The First Book of Samuel teaches, “just as his name, so too is his essence” (I Samuel 25:25). Such wisdom reflects more than a kernel of truth. Names may speak to one’s past as well as one’s hopes for the future. And the languages by which we name become all the more significant. For the Jewish people especially, this is no easy task. Throughout history, we have been blessed by a plurality of both Hebrew and foreign names. Our nomenclature is colored by the rich cultures and countries in which w have found ourselves — Italy, Spain, Yemen, Syria, England, and the United States. Indeed, dual allegiance defines who we are as a people living in the Diaspora and such tension is often reflected in how we name our children. Typically, children are given a name that blends in to the larger culture; and in addition, we give them Yiddish or Hebrew names. As the Book of Genesis approaches its conclusion, we realize the significance of names and naming — especially at the heart of the Joseph story.

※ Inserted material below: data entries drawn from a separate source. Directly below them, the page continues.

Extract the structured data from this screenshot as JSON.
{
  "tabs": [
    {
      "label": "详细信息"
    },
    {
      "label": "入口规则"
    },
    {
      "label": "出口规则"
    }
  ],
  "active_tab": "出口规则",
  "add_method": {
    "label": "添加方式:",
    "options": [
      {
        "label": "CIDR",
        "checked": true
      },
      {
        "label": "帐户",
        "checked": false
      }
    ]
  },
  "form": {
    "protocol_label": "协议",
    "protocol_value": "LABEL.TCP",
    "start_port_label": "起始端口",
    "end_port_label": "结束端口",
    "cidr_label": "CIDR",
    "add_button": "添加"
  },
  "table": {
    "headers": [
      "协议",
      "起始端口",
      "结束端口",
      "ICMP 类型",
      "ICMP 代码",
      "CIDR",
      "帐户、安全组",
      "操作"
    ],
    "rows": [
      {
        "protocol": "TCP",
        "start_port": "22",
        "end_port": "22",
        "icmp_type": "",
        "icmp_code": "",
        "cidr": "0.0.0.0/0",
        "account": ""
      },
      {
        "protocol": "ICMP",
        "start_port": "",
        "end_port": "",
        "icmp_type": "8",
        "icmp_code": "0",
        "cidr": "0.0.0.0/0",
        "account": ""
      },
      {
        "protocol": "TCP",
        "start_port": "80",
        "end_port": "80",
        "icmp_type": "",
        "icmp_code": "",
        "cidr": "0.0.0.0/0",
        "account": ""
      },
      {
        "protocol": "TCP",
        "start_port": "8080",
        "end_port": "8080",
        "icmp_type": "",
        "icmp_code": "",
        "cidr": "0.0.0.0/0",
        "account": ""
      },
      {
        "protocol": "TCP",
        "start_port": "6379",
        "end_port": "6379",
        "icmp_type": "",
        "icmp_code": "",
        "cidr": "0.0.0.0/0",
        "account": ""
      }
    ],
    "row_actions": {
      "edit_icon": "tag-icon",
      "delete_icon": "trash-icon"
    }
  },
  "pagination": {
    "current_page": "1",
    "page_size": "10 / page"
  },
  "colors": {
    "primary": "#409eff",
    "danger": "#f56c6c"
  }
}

In Parashat Miketz, Joseph becomes both a celebrity and hero. Having been imprisoned in Egypt as a result of the deception of Potiphar’s wife, Joseph, with the help of God, becomes a dream interpreter. He successfully predicts the fate of his fellow prisoners, the cupbearer and chief baker; and although the cupbearer “did not think of Joseph and forgot him” after his salvation, the disturbing dream of Pharaoh leads the cupbearer back to the Hebrew prisoner. As Pharaoh wrestles with his nighttime encounters with seven sturdy cows and seven lean cows, and then with seven full ears of grain and seven lean stalks, his chief cupbearer recalls Joseph’s talent. And to Joseph’s great blessing, he is summoned by Pharaoh and correctly interprets the dreams as forecasting a famine. Appreciative of his insight, Pharaoh labels Joseph as “a man in whom is the spirit of God” (Genesis 41:38) and subsequently appoints the Hebrew as his vizier. What is most notable, though is Joseph’s transformation. Not only does he don the royal clothing of an Egyptian monarch, but Pharaoh changes his name to Zaphenath–paneah and he marries Asenath, the daughter of an Egyptian priest. Quite suddenly, Joseph sheds his Hebrew identity as he rises to become one of the most powerful rulers in Egypt. What then, does Joseph’s new name mean? And how do names and the act of naming shed light on our own experience today?
Nahum Sarna explains the etymology of Zaphenath–paneah: “Traditional exegesis connects the name with Joseph’s penchant for interpreting dreams, seeing in the first element a derivation from the Hebrew stem ts–f–n, ‘to hide,’ and rendering the second, contextually, ‘elucidate.’ The name would thus mean “revealer of hidden things.” However, an Egyptian origin is evident, and a widely held view regards it as the transcription . . . ‘God speaks; he lives.'” (Sarna, JPS Torah Commentary: Genesis, 287–288). Taking his cue from rabbinic exegesis, Samson Raphael Hirsch suggests “the name could perhaps mean ‘he with whom the most secret things are kept.'” (Hirsch, Commentary on the Torah, 584). Indeed, Joseph is all of the above. In choosing this particular name, Pharaoh found a title that speaks to his experience of Joseph — both as an interpreter of secrets and as one in whom God speaks and the people live.
But perhaps more than these explanations, there is the need to give Joseph an Egyptian name. No doubt, this makes him more palatable to the Egyptian people, especially given that he is second in power to Pharaoh and that he “traveled through all the land of Egypt” (Genesis 41:46). While the name change is understandable, clearly Joseph is conflicted about his acculturation. Soon after his meteoric rise to power, he and his Egyptian wife give birth to two sons, who they name Ephraim and Menashe. Far from eschewing his roots (and counter to Joseph’s ostensible explanation of the name Menashe — that “God has made me forget completely my hardship and my parental home” (Genesis 41:51), Joseph yearns to reconnect, and he does so by giving his sons Hebrew names. Joseph has not forgotten his hardship; neither has he abandoned his parental home. Zaphaneth–paneah remembers his essence.
Parashat Miketz highlights the tensions embedded in Jewish identity in the Diaspora. We seek the best of the culture in which we live; and at the same time, hold fast to the roots that have made us the people we are today.
Shabbat shalom, Hodesh tov, and Hag Urim sameah,
Rabbi Matthew L. Berkowitz